Trans-Pacific Partnership Agreement

Kevin Butts – Economic Justice Intern
April 16, 2012

Kevin Butts

The Trans-Pacific Partnership (TPP) is a multilateral free trade agreement currently being negotiated by nine countries in Asia and the Pacific region, among them the United States, Australia, Chile, New Zealand, and Peru: all countries where Columbans live and serve. States expressing interest in joining include Japan, Mexico, the Philippines, South Korea, and Taiwan. The agreement seeks comprehensive trade liberalization among its members with the eventual goal of encompassing the Asia/Pacific region.

In accordance with Catholic Social Teaching on the Dignity of Human Life, we advocate for trade agreements that strive for equitable and sustainable economic development with particular concern for people who are traditionally marginalized in the neo-liberal economic model such as small-scale and family farms and businesses, migrants, women, and indigenous peoples.

As currently proposed, TPP is cause for concern. Though the details of the agreement are still being negotiated, some controversial proposals have become public; including one that its opponents—all participants, except the U.S.—claim will unfairly facilitate brand-name companies’ monopolization of the pharmaceutical market.

More fundamentally worrisome at this point than any specific provisos is the secrecy with which the negotiations proceed. Public access to TPP-oriented meetings and information is heavily restricted.

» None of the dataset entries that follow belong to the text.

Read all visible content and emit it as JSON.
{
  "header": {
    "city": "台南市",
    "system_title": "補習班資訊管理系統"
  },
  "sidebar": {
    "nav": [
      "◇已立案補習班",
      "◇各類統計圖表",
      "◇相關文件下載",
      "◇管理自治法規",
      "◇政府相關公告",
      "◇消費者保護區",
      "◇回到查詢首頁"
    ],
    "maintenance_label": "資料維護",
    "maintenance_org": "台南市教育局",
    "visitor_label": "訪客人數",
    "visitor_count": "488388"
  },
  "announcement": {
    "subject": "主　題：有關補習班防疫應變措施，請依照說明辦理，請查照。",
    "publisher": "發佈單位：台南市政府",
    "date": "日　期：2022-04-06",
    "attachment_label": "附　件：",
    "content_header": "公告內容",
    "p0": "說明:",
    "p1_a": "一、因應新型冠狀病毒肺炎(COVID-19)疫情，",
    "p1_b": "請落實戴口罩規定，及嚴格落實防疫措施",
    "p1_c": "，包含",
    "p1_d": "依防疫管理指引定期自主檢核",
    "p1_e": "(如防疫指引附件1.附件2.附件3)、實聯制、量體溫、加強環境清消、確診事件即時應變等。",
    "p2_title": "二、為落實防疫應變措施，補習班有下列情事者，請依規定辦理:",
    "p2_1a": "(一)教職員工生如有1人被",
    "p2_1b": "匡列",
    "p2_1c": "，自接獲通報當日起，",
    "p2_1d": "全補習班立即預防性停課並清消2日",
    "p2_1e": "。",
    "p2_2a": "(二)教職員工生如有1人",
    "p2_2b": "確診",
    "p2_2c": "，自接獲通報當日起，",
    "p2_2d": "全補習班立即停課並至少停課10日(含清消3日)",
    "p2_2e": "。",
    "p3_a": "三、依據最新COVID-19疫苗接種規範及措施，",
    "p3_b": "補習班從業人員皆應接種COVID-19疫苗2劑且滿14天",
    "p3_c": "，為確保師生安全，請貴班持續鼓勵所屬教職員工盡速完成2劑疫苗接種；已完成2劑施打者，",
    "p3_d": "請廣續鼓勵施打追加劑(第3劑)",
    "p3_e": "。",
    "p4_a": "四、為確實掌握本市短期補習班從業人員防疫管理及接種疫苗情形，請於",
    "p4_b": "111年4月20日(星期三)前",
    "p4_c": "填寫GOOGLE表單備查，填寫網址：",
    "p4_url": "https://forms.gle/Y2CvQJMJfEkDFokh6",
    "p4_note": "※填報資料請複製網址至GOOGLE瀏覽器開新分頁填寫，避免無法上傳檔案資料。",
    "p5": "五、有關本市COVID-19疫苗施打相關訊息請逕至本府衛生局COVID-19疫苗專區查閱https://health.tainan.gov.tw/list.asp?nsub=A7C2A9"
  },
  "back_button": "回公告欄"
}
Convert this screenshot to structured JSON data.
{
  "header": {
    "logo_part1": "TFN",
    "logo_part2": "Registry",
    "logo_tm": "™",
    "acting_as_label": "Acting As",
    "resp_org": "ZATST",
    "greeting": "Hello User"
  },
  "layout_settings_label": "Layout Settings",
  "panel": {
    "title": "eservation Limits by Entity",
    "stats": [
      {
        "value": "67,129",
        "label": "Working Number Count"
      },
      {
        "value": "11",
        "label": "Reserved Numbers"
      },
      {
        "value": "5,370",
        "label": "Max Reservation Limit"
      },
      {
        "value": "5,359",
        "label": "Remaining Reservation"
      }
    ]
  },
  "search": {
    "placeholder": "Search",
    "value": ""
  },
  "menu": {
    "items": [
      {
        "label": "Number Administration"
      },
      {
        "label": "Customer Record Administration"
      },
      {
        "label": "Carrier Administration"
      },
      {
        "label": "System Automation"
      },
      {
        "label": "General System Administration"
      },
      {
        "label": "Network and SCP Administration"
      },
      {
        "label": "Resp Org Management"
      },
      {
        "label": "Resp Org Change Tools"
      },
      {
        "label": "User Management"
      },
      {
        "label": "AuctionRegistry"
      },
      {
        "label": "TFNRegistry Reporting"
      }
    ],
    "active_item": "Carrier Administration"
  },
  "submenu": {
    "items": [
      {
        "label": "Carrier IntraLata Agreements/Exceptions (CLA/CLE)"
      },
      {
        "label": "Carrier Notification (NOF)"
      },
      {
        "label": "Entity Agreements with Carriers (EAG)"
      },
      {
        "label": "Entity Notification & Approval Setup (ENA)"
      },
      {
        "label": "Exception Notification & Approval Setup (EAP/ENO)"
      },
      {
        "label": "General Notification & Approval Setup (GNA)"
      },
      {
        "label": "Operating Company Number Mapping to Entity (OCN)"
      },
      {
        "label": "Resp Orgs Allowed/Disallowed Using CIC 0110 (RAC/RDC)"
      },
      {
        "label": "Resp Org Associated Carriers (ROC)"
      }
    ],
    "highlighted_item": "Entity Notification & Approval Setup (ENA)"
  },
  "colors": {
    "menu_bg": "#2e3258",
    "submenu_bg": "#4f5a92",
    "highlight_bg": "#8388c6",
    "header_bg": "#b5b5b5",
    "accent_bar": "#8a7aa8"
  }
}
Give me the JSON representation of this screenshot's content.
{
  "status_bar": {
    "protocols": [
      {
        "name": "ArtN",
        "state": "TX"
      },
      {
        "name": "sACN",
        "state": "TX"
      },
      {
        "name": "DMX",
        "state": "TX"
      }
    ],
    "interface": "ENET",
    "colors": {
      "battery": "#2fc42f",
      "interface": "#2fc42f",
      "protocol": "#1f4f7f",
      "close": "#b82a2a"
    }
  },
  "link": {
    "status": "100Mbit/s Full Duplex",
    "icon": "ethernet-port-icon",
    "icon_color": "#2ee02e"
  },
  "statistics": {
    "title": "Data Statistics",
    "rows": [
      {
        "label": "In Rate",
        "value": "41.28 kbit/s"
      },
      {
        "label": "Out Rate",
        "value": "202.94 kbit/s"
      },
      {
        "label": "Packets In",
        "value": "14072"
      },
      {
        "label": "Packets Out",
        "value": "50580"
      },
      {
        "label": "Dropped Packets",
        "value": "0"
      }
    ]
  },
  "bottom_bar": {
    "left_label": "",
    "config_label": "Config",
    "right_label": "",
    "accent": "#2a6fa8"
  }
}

We insist on our right as citizens to participate in the decision-making process to ensure a fair and dignified outcome for all. We therefore refer you to the following action alert: call on the U.S. Trade Representative to opt for full transparency in negotiating the Trans-Pacific Partnership!